___ Records for processing ___

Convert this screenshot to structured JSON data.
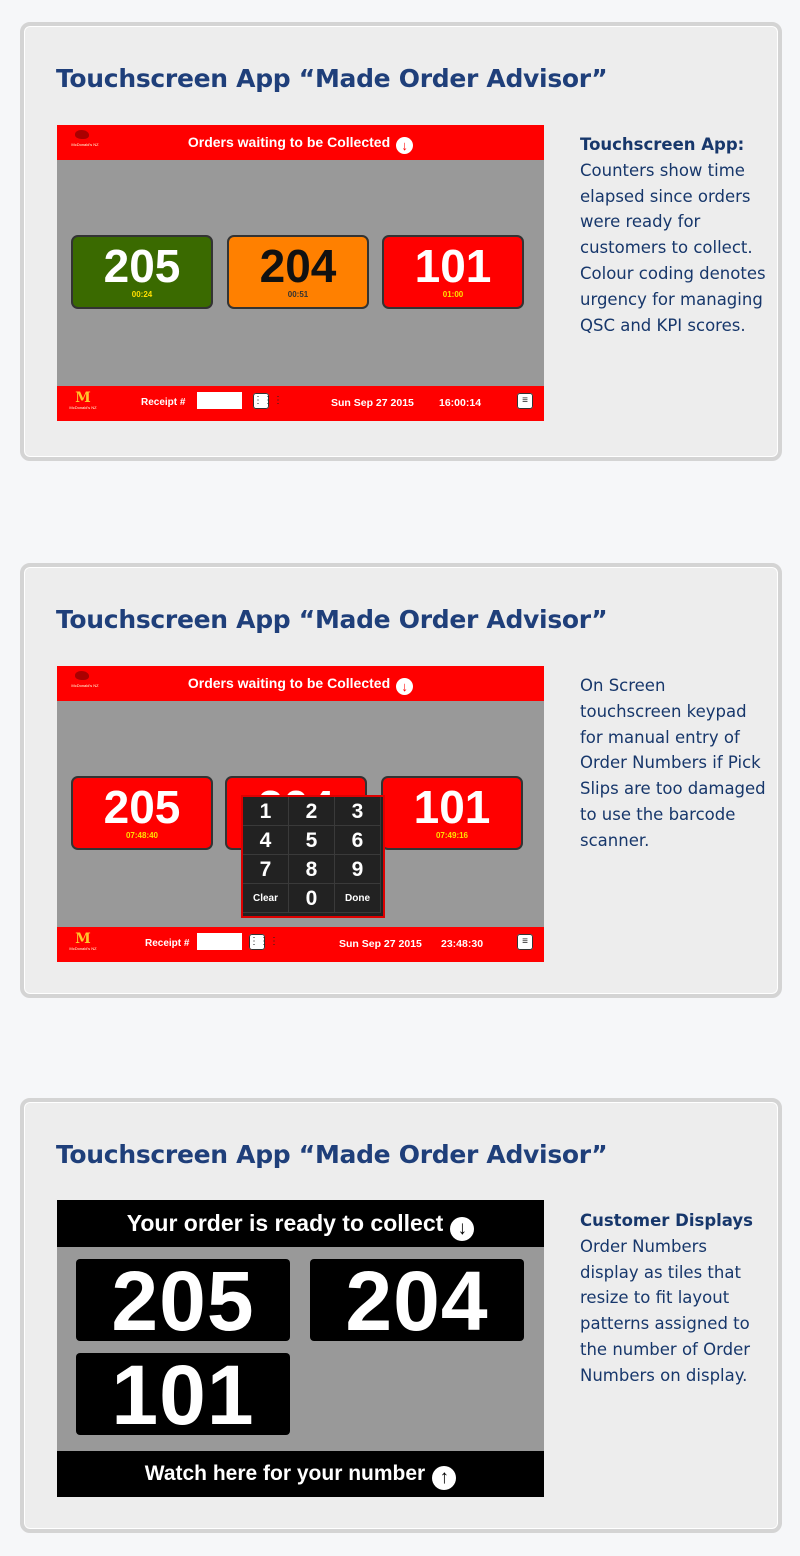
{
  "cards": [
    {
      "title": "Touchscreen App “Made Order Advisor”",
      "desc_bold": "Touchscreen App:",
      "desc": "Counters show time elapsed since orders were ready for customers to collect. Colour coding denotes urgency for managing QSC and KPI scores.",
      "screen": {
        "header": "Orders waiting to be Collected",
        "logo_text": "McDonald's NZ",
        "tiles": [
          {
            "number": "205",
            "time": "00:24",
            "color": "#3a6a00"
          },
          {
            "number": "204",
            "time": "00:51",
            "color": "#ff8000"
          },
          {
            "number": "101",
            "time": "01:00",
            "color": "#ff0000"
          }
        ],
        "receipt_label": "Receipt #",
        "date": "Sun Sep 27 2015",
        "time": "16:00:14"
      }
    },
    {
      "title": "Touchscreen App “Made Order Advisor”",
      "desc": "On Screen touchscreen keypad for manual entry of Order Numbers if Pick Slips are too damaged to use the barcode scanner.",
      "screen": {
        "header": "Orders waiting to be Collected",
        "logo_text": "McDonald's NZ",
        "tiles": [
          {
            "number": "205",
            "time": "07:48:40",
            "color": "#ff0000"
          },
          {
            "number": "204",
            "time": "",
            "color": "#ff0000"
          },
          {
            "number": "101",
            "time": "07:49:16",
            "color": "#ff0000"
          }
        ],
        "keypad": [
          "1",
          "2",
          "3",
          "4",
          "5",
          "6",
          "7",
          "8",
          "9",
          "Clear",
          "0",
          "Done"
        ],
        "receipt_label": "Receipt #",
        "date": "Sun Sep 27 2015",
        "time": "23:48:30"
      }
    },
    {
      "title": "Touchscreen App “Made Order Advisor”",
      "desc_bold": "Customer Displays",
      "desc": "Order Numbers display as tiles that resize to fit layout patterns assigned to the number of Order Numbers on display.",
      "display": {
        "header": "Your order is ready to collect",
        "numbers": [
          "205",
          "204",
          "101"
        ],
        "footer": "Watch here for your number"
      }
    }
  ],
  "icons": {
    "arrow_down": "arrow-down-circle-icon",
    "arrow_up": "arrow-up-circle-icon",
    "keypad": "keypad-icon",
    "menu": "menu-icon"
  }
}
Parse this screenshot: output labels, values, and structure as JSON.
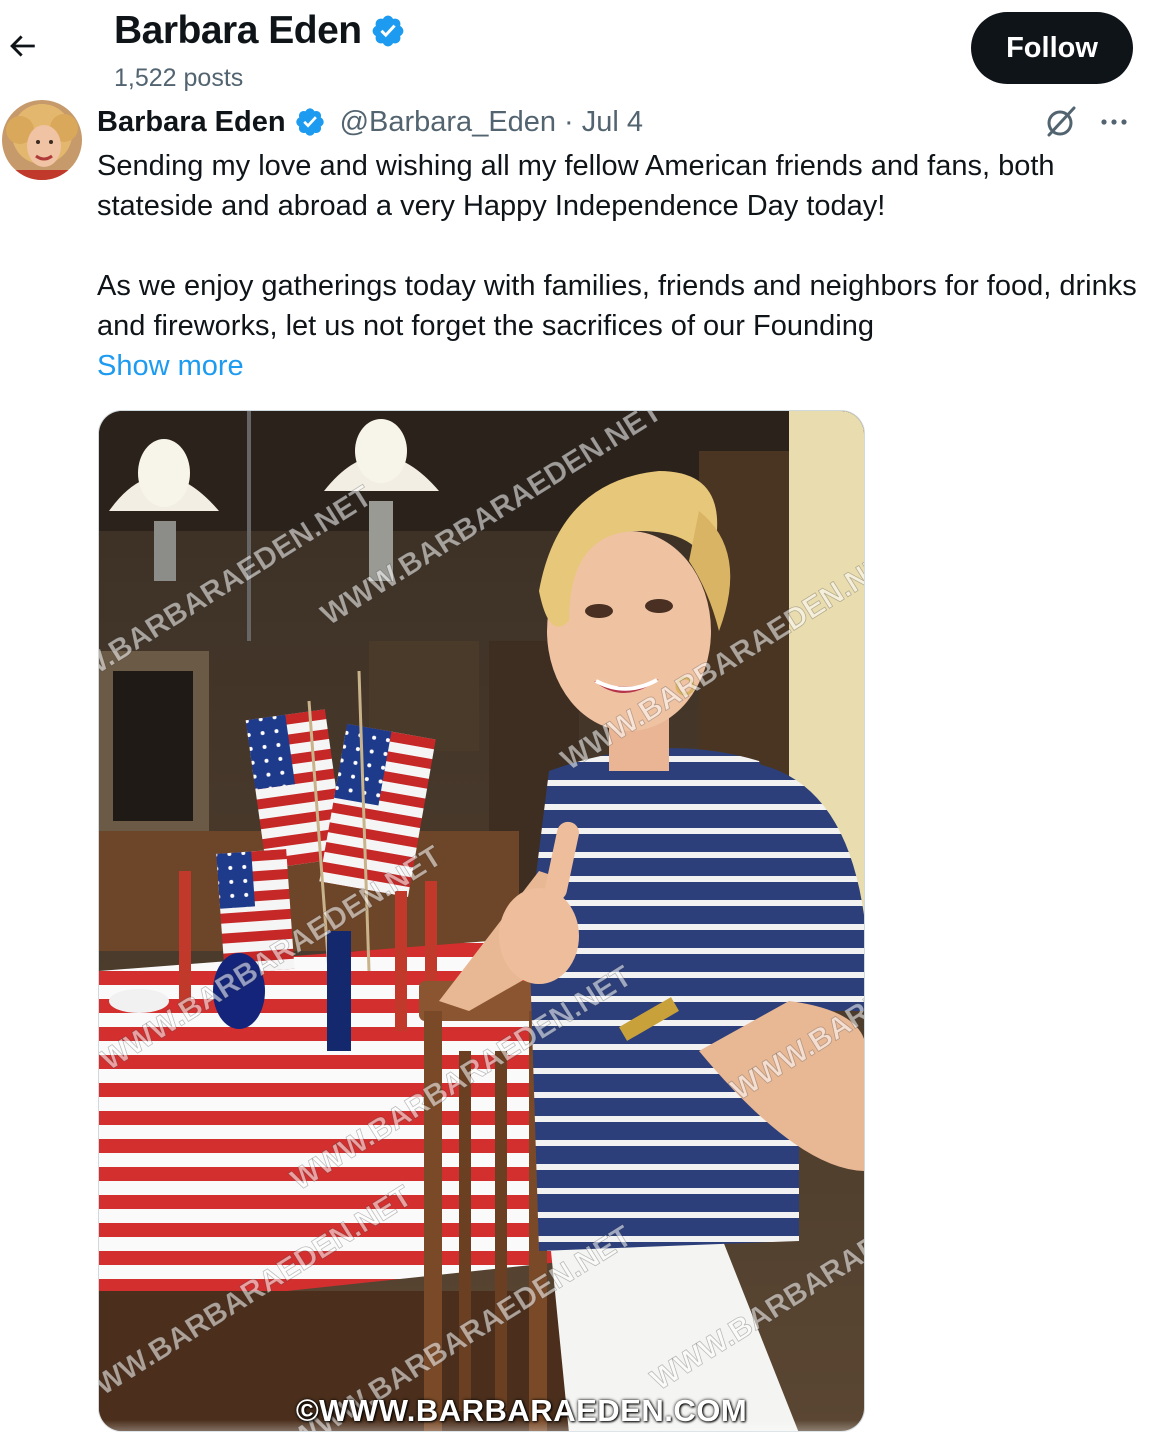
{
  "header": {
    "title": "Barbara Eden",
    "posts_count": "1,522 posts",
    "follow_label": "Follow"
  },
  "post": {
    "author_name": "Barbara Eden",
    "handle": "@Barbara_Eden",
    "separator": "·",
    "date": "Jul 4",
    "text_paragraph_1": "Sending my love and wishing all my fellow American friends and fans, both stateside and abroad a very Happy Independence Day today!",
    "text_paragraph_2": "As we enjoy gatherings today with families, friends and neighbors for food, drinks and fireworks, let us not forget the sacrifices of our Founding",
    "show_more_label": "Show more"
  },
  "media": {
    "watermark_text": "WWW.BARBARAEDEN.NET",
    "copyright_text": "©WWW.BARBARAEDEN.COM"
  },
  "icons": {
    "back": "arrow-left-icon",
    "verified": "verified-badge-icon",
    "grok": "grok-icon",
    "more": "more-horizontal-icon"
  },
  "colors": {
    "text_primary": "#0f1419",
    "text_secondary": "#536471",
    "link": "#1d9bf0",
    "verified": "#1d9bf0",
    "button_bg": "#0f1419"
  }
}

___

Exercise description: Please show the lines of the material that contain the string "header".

Worked solution:
        "header": "Orders waiting to be Collected",
        "header": "Orders waiting to be Collected",
        "header": "Your order is ready to collect",
  "header": {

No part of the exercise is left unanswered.